Some people are overwhelmed with activity, and some by consuming depression, addiction, worry or pain, and all of us are distracted by the electronic devices that are ever more ubiquitous and more cleverly engineered to guide our thoughts and actions in ways that we would not consciously choose or condone. According to Richard A. Swenson, we lack “margin” (Margin: Restoring Emotional, Physical, Financial, and Time Reserves to Overloaded Lives). Margin is one of the primary resources that allows us to compensate in times of added stress, thus it increases our resilience.

Evidently the morning of Saturday, April 30, 2022 was the last one for Naomi Judd, who the family says was a victim of the mental illness with which she struggled, and about which she wrote (River of Time: My Descent into Depression and How I Emerged with Hope, and other books). Depression is a chronic, relapsing, fatal illness and it shares this and other similarities with drug/alcohol addiction.

These conditions are often hidden, and they can rarely be successfully treated long-term without addressing mental, physical, emotional and spiritual factors. If a resilient life of balance and margin with regular cycles of activity and rest is healthy, and an overburdened life of constant activity is like a heart in decompensated failure, the life of the addicted or mentally ill is like the erratic heart of the anxious.

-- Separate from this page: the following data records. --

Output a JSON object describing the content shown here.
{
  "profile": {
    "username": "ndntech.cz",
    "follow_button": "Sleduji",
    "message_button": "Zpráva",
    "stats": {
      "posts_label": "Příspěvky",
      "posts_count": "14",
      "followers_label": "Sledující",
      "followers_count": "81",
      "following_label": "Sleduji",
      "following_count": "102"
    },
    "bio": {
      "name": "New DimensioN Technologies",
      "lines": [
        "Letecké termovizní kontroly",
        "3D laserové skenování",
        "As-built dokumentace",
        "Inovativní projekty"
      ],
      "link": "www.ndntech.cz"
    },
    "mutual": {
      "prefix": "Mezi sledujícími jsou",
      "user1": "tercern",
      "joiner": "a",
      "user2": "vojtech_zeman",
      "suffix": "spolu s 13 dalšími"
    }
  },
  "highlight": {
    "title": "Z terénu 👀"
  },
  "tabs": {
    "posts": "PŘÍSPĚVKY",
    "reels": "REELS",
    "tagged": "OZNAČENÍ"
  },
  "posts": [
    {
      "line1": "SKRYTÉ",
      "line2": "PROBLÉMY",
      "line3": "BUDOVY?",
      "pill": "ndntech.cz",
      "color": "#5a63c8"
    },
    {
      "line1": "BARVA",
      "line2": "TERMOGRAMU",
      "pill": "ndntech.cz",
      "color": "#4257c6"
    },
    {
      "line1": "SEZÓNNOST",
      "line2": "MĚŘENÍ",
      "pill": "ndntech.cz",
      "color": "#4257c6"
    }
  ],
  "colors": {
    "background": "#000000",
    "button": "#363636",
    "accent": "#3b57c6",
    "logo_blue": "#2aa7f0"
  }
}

Suicide has been called a permanent solution to a temporary problem. It is because their behavior is erratic that these are the people most likely to commit suicide. One of the best ways to address that is to engage them in regular activity, giving them social contact and purpose. Perhaps the most tragic aspect of all of this is that work of the proper type and in the proper proportions is not only a benefit to the society, it is valuable to the one who works. However, people who are suffering from addiction or severe depression etc. often are not able to hold gainful employment. They need a circumstance which allows them to be productive on an a la carte or ad hoc basis. Volunteering opens up a lot more possibilities for them.

This is just one of the reasons why I believe it is crucial that we develop a plan to organize and vet potential volunteers and volunteering opportunities in our County. There is work that needs to be done, and there are people that need to work. The importance of service work is often stressed in Alcoholics Anonymous, and the first type of service work people are encouraged to engage in is, “emptying the ashtrays, setting up the chairs and making the coffee.” There are also highly skilled and responsible people that would be glad to volunteer, in the right setting, and just need to be asked.

We are truly blessed to live in a great place, in the great State of Texas, in the greatest country on earth. We have problems, and our neighbors have problems that include but are not limited to mental health. Already many individuals and organizations are providing vital support and assistance in this area and other aspects of health and safety. There is more to do, but it will take organization, planning, resources and effort. Establishing a network of volunteers is part of the answer and we also need to remind people of the importance of face to face social connection, balance, rhythm and margin in their life.

Over the next few weeks we will have the opportunity to get a better picture of the problems we face, and what can be done about them. As President of the Health and Wellness Coalition for Runnels County I know that this is an organization which seeks to help individuals as well as other organizations in Runnels County to be healthier and more effective in doing what they aim to do. We hope that you will come back here to learn more, and will consider joining with us.